Are you the type of person who loves conflict? If you are like most people, the answer is 'No!' In fact, most people run from conflict. If you are in a leadership position, you know the bliss of a 'conflict-free' work zone. However, as a leader you know that there is no such thing as a 'conflict-free' work zone. Every once in a while, conflict rises up. Throughout the year, there is some level of conflict brewing. As a leader you are faced with two options:
1. Run from or avoid conflict
2. Deal with conflict
The first option is very easy to do. You will find that your natural inclining is to avoid conflict. No one needs much convincing to avoid conflict. The second option on the other hand is a different story. If you are like me, you hate confrontation. Also there is the fear that in times of conflict you may say or do something that would cause irreparable damages. Well let me go ahead and say, that is just an excuse!
So why is conflict present at your workplace? The answer is that conflict is present in any environment where two or more individuals are working to solve a problem. There is conflict in interviews, business partnerships, etc. People have different moods and hang-ups. So in the workplace, we take a bunch of people and give them a problem to solve. Each with their own likes and dislikes, their own methods and problem-solving skills. This is the breathing ground for conflict.
A good example of conflict is any reality TV show where people need to win a challenge as a group. Shows like 'Survivor' or 'The Apprentice' are windows into this reality of how people will inevitably have conflict. People are not robots. They are created beings with intelligence, emotions and their own unique outlook on life. So it is expected that there will be differences of opinions.
Leaders must come to terms with this truth.

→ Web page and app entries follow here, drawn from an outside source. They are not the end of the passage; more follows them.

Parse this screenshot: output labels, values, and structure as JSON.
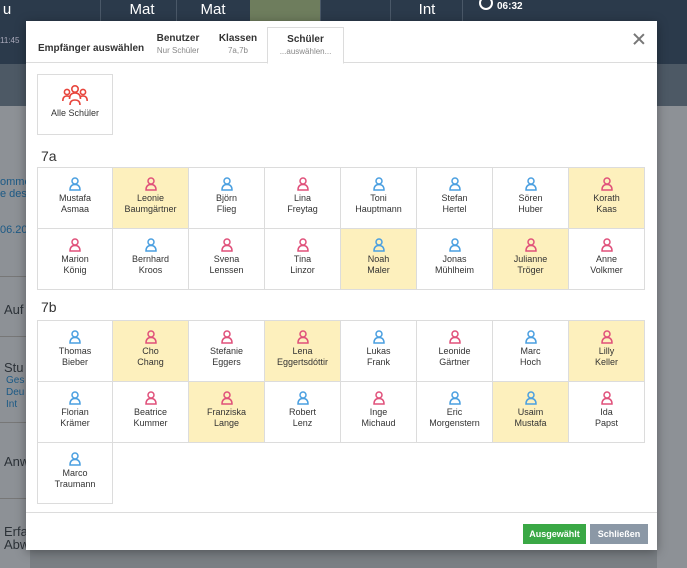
{
  "background": {
    "top_cells": [
      {
        "label": "u"
      },
      {
        "label": "Mat"
      },
      {
        "label": "Mat"
      },
      {
        "label": "Int"
      }
    ],
    "clock_time": "06:32",
    "side_texts": {
      "time1": "11:45",
      "link1": "omme",
      "link2": "e des",
      "date": "06.20",
      "auf": "Auf",
      "stu": "Stu",
      "ges": "Ges",
      "deu": "Deu",
      "int": "Int",
      "anw": "Anw",
      "erfa": "Erfa",
      "abw": "Abw"
    }
  },
  "modal": {
    "title": "Empfänger auswählen",
    "tabs": [
      {
        "title": "Benutzer",
        "sub": "Nur Schüler"
      },
      {
        "title": "Klassen",
        "sub": "7a,7b"
      },
      {
        "title": "Schüler",
        "sub": "...auswählen..."
      }
    ],
    "all_students_label": "Alle Schüler",
    "groups": [
      {
        "title": "7a",
        "students": [
          {
            "first": "Mustafa",
            "last": "Asmaa",
            "gender": "m",
            "selected": false
          },
          {
            "first": "Leonie",
            "last": "Baumgärtner",
            "gender": "f",
            "selected": true
          },
          {
            "first": "Björn",
            "last": "Flieg",
            "gender": "m",
            "selected": false
          },
          {
            "first": "Lina",
            "last": "Freytag",
            "gender": "f",
            "selected": false
          },
          {
            "first": "Toni",
            "last": "Hauptmann",
            "gender": "m",
            "selected": false
          },
          {
            "first": "Stefan",
            "last": "Hertel",
            "gender": "m",
            "selected": false
          },
          {
            "first": "Sören",
            "last": "Huber",
            "gender": "m",
            "selected": false
          },
          {
            "first": "Korath",
            "last": "Kaas",
            "gender": "f",
            "selected": true
          },
          {
            "first": "Marion",
            "last": "König",
            "gender": "f",
            "selected": false
          },
          {
            "first": "Bernhard",
            "last": "Kroos",
            "gender": "m",
            "selected": false
          },
          {
            "first": "Svena",
            "last": "Lenssen",
            "gender": "f",
            "selected": false
          },
          {
            "first": "Tina",
            "last": "Linzor",
            "gender": "f",
            "selected": false
          },
          {
            "first": "Noah",
            "last": "Maler",
            "gender": "m",
            "selected": true
          },
          {
            "first": "Jonas",
            "last": "Mühlheim",
            "gender": "m",
            "selected": false
          },
          {
            "first": "Julianne",
            "last": "Tröger",
            "gender": "f",
            "selected": true
          },
          {
            "first": "Anne",
            "last": "Volkmer",
            "gender": "f",
            "selected": false
          }
        ]
      },
      {
        "title": "7b",
        "students": [
          {
            "first": "Thomas",
            "last": "Bieber",
            "gender": "m",
            "selected": false
          },
          {
            "first": "Cho",
            "last": "Chang",
            "gender": "f",
            "selected": true
          },
          {
            "first": "Stefanie",
            "last": "Eggers",
            "gender": "f",
            "selected": false
          },
          {
            "first": "Lena",
            "last": "Eggertsdóttir",
            "gender": "f",
            "selected": true
          },
          {
            "first": "Lukas",
            "last": "Frank",
            "gender": "m",
            "selected": false
          },
          {
            "first": "Leonide",
            "last": "Gärtner",
            "gender": "f",
            "selected": false
          },
          {
            "first": "Marc",
            "last": "Hoch",
            "gender": "m",
            "selected": false
          },
          {
            "first": "Lilly",
            "last": "Keller",
            "gender": "f",
            "selected": true
          },
          {
            "first": "Florian",
            "last": "Krämer",
            "gender": "m",
            "selected": false
          },
          {
            "first": "Beatrice",
            "last": "Kummer",
            "gender": "f",
            "selected": false
          },
          {
            "first": "Franziska",
            "last": "Lange",
            "gender": "f",
            "selected": true
          },
          {
            "first": "Robert",
            "last": "Lenz",
            "gender": "m",
            "selected": false
          },
          {
            "first": "Inge",
            "last": "Michaud",
            "gender": "f",
            "selected": false
          },
          {
            "first": "Eric",
            "last": "Morgenstern",
            "gender": "m",
            "selected": false
          },
          {
            "first": "Usaim",
            "last": "Mustafa",
            "gender": "m",
            "selected": true
          },
          {
            "first": "Ida",
            "last": "Papst",
            "gender": "f",
            "selected": false
          },
          {
            "first": "Marco",
            "last": "Traumann",
            "gender": "m",
            "selected": false
          }
        ]
      }
    ],
    "buttons": {
      "ok": "Ausgewählt",
      "close": "Schließen"
    },
    "colors": {
      "male_icon": "#4a9fe0",
      "female_icon": "#e0507a",
      "selected_bg": "#fdf0bd",
      "ok_button": "#3aa845",
      "close_button": "#8b98a6",
      "group_icon": "#e8453c"
    },
    "icons": {
      "student": "person-outline-icon",
      "all": "group-icon",
      "close": "close-icon"
    }
  }
}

So the main objective of a leader is not how do I avoid conflict, but how do I handle conflict.
So what is conflict's role?
If conflict is managed correctly, it can be beneficial. Think of conflict as a surgery. At first it will cut a wound into the body. This is where things are let out on the table. People are being blatantly honest, not holding anything back and letting it all out. This is where as a leader, you must be able create a new starting point. Take everyone's issues and find ways to deal with them. Enlist help of the people involved in the conflict. Encourage communication. You will find that after individuals have had the chance to speak their minds, they will be more willing to work with others to help solve problems. Obviously, not all underlying problems might be solved at first, and so it will take a few more tries to deal with issues.
The bottom line is that when conflict is managed correctly, just like surgery, it will open some wounds to deeper problems. The challenge is to address those defect issues and then close the wound. In this sense, the role of conflict is actually beneficial.
Source by Mark A. Singh